I had just purchased some fresh baked, still warm focaccia bread with sun dried tomatoes and olives plus a fruit and vegetable drink and was heading back to work when the young woman I had seen a couple of hours previously noticed me and came to give me a hug and say thanks. She had been unable to eat vegetables for the last 18 years and had just tested the hypnosis we had done by eating and enjoying peppers for the first time.
It was last summer, and for the fifth time I had the privilege of working in the Healing Field at the iconic Glastonbury festival in the UK. Glastonbury has developed from an almost free gathering of about 1500 hippies in 1970 to the largest festival with the most sought after tickets in the country. Every year it sells out before the line up is even announced.
What is The Healing Field Glastonbury Festival?
The Healing Field, with its collection of therapists and esoteric healers holds a unique place in the heart of the Festival and has done so since the very beginning. The ethos is that no-one who needs healing is turned away even if they have no money or do not want to pay. There are no fees as such; payment is by donation, however this is by no means obligatory.
Therapies and treatments range from virtually any kind of massage, e.g. deep tissue Swedish massage, shiatsu, and Indian head massage to chiropractic and osteopath treatments to cranial sacral therapy and Reiki to counselling, tarot, palm reading and many more.
What strikes me as odd is that I am, as far as anyone can remember, the only hypnotist who has ever worked in the Field. The reason apparently was that the organisers did not believe that hypnosis could be done quickly enough to be effectively nor that it could be done under a gazebo in full view of passersby. I badgered them for a few years before they finally relented and accepted my application.
So, I guess you might be wondering what can a hypnotist expect to do in a field in the summer in Somerset? Well the basic thing is to be able to hypnotise your subject quickly, often with an audience and usually with external noise. Some people come to me just for the experience of being hypnotised. They have never had it before and so I can help them understand what it feels like, how it works and how useful it could be.

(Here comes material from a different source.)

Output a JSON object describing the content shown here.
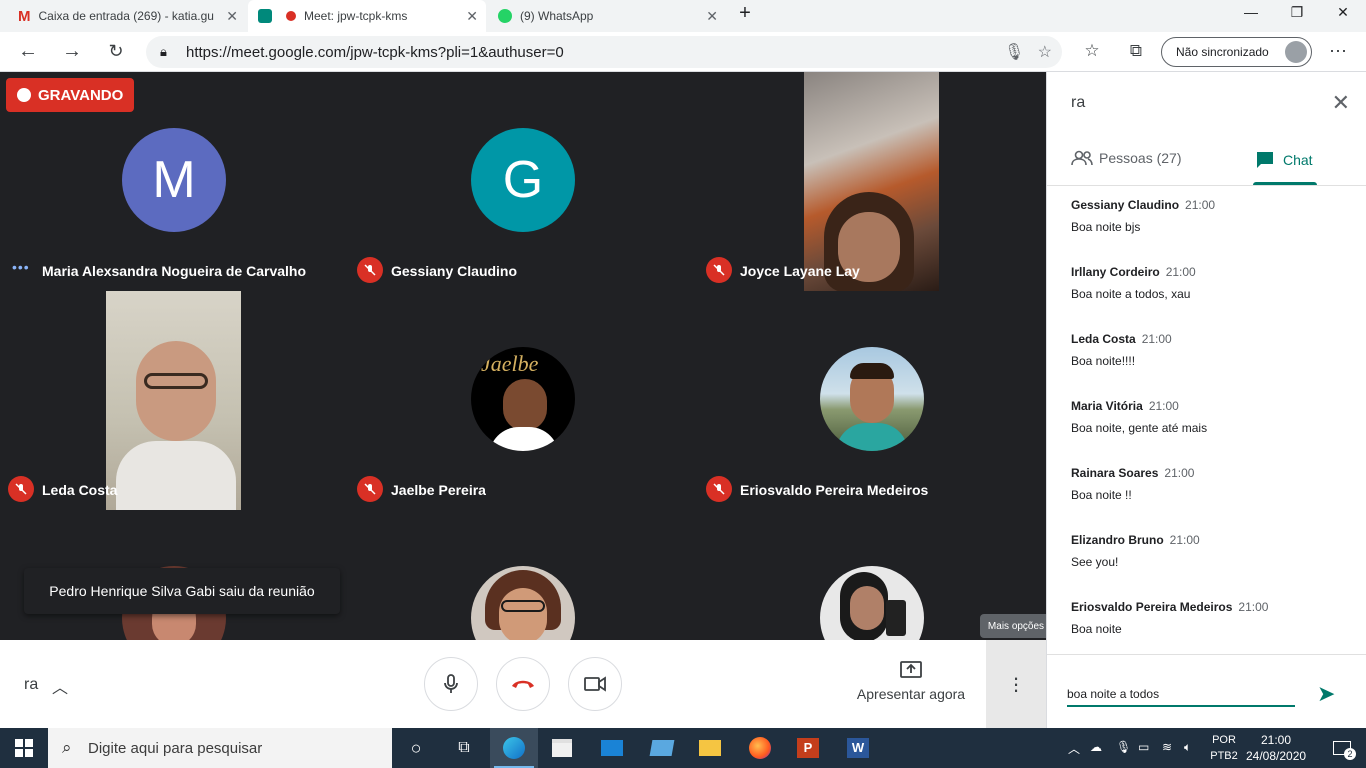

Then there are those who wander past, stop, come back, look at the sign and start the conversation….. “How does it work…. Is it safe?… Will you make me do something I don’t want to do?…. Could it stop me smoking?… Make me a better bowls player?…… Help me to sleep?…. Help me to cut down my drinking?…. Feel less anxious?…. Break my addiction to potato chips?…. Get over a relationship breakdown?… Help me to eat vegetables?” .. .. “Stop me binge eating and vomiting?”…. And so on. All of these are actual requests and there have been many others over the years.

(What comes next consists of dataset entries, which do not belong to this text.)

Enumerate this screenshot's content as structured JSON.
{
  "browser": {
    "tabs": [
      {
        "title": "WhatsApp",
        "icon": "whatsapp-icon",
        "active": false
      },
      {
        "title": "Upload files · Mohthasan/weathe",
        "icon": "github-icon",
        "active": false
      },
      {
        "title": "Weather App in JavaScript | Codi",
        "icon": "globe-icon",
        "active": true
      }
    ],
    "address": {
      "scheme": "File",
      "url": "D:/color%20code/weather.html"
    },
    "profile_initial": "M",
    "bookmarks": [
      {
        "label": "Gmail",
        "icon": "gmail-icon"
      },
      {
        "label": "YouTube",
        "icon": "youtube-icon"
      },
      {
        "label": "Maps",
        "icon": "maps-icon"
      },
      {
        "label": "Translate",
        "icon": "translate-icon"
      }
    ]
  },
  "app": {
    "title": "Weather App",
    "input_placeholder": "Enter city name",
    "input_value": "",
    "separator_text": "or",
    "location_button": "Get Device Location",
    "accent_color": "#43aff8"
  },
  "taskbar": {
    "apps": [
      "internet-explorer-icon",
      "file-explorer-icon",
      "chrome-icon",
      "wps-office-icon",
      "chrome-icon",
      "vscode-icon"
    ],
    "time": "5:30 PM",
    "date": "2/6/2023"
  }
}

Whilst I don’t have the time for a full case history (I sometimes get it anyway without asking) I always find out if they are on medication, are having or have had treatment for psychological or emotional issues, how healthy they are, whether they are a user of recreational drugs or a heavy drinker. If they are high or have had a lot of alcohol I suggest they come back when they are straight. If they have a significant mental illness I will not treat them.
It is important also important to manage expectations and that while results can be very effective and fast this is likely to be a one-off session, in a field in Somerset, sometimes in glorious sunshine and sometimes in the pouring rain. Therefore there may be a limit as to what can be achieved in the time.
So, given that one doesn’t really have too much time, how do I work?
My normal approach is to employ the Dave Elman process of induction. I use Elman because it is reliable, allows me a degree of flexibility and of course it is very fast which is important in the context of where I am working. It gives the client a positive experience and, being so quick allows me more time for therapy. Festival goers do not want to spend hours with me so Elman is the perfect start point.
Once I have achieved hypnosis I use a variety of therapeutic techniques including direct and post hypnotic suggestion, parts dissociation therapy, future progression and wise old person etc.
The results? Now and again I receive emails or Facebook messages weeks or months later thanking me and I like to think that in some small way I am helping to promote the use of hypnotism as therapy to a wider audience who may go home and look for practitioners in their own area.
Oh, and of course I get to see some great bands too!